Jacqueline Jones LaMon, JD, current vice president of diversity, equity and inclusion, initiated the interdisciplinary 360 courses in the Fall 2019 semester when she was associate dean of the College of Arts and Sciences. The 360 courses have become popular with both faculty members and students—and a mainstay of the College of Arts and Sciences.
Food for Thought 360
Kathryn Krasinski, PhD, assistant professor of anthropology, taught the first 360 course, Food for Thought, giving students a chance to consider the food they eat and the foods eaten around the world from a wide variety of perspectives. Students got to prepare and sample food, but they also learned from lectures by instructors in the departments of anthropology, philosophy, political science, languages, environmental studies and science, as well as faculty from Swirbul Library and Levermore Global Scholars.
“The point of the class is to provide students with a variety of perspectives about food,” according to Dr. Krasinski. Her research focuses on the hunter-gatherer diet in Africa and North American cross-cultural food studies.
Kellyann Monaghan, associate professor and chair of the Department of Art and Art History, taught a course on Water, which ran in the Spring 2020 semester. “This course is an exploration and examination of water in all aspects of our society and global environmental impacts,” she said. “Water has become a most vital concern of climate change and is a centrally faced issue for communities in our contemporary world.” Water was examined as interconnected through art, culture, history, politics, science, global concerns and the environment.
“Teaching the Water 360 course was out of my studio teaching comfort zone,” she said, noting that she usually teaches studio art majors. “The 360 courses are having great impact on our students as an eye-opening educational experience. And it is a wonderful learning experience for me. ”
Monaghan, acknowledging support from the Faculty Center for Professional Excellence in developing this course, recognized both Nathan Ross, assistant director for learning innovation assessment, and Erik Fox-Jackson, MA ’14, interactive learning designer, for their assistance in brainstorming course projects and assignments. Their feedback was very helpful in shaping the class, she said.
“When I registered for your course, I was looking for a course that would fulfill my art credit, and your Water course really struck my interest. Water is such an important aspect of my life, and I’ve realized so much about my water consumption and overconsumption. I spend the majority of my summer in Pennsylvania and water is such a major part of my day-to-day usage—swimming in the lake and spending almost all of my day fishing. This course has had a significant impact on my life and opened my eyes in terms of what art and water truly mean to me. I started noticing things I haven’t noticed before in terms of art and water and how they are linked together. Again, I just wanted to say thank you a million for an amazing semester and for making this course such an engaging and influential one—I can’t wait to take another course with you.”

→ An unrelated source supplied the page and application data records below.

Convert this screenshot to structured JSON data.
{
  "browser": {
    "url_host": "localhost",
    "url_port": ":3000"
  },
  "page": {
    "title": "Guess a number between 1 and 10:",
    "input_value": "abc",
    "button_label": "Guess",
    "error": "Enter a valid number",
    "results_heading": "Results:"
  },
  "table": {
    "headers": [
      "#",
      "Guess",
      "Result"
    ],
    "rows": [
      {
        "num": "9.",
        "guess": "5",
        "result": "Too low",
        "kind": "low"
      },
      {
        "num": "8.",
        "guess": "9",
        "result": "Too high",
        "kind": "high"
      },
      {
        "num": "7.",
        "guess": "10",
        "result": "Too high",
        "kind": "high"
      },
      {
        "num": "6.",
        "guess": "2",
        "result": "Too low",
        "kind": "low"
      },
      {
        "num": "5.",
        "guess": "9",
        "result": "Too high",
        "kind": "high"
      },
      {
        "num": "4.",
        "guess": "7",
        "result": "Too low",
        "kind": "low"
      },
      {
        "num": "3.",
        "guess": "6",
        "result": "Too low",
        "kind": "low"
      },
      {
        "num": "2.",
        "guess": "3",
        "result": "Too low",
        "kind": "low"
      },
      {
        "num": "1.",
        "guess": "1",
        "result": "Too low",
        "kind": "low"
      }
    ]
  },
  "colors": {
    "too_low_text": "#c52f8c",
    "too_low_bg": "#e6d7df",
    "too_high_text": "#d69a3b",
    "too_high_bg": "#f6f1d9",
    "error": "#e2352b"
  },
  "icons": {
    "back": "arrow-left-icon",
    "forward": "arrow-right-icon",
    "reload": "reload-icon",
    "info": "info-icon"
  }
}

—Leor Isaev, student in Water 360
Under the leadership of the former director of African, Black and Caribbean Studies, Marsha J. Tyson Darling, PhD, this course examines the origins of race as an idea and a social construction. It explores the social, cultural, political and economic consequences of how race has been used as a tool for promoting inclusion and exclusion in the United States and other areas of the Western hemisphere, giving rise to personal, institutional and structural racism. Understanding “race” and the “racism” it spawned will empower our critical decision-making faculties
Q&A with General Studies Lecturer Lauren Rosenblum, PhD
Q: What appealed to you about the creation and implementation of a 360 course?
A: I research and write about interdisciplinary approaches to teaching and use an array of material in all of my classes. It was exciting to be able to engage with this interdisciplinary work outside of my traditional classes and academic outlets. It was such a great opportunity for me to explore a new, interdisciplinary topic and inspired me to update my other courses as well. I also looked forward to connecting with colleagues outside my program and learning about what they do.
In addition, I mostly teach first-year students. While I love this work, I also appreciated getting to know students from across the University at different stages in their academic careers.
Q: What kind of reaction did you get from students in your class?
A: Students were very excited about the class. They enjoyed getting perspectives from different professors and that almost every class was a new experience. Our class received the information literacy and oral communication learning goal, and students appreciated the different types of assessments than what they were used to (fewer exams and more exploratory work that was shared with their peers). The topic of our class was “party” as well. While, due to COVID-19, we were not able to party in the traditional sense, we kept up the spirit with a more experiential approach: I started each class with a party song; we made tea (for the Boston Tea Party) and showed off our snacks and found other ways to materially connect to class topics.
Q: What advantages are there for students in taking a 360 course?
A: Students were highly engaged in the class. Interdisciplinary work is very inviting. Most of the students found ways to connect with their major and interests, but also found new interests as well. They appreciated being able to connect with professors they may not otherwise encounter in their university experience. Also, the topic was the party! Students enjoyed the levity, while still being grounded in their academic work.
Q: What did you learn from the experience, maybe one major takeaway?
A: The experience further fortified the educational value of interdisciplinary approaches. As the Beastie Boys said, “You gotta fight for your right to party.”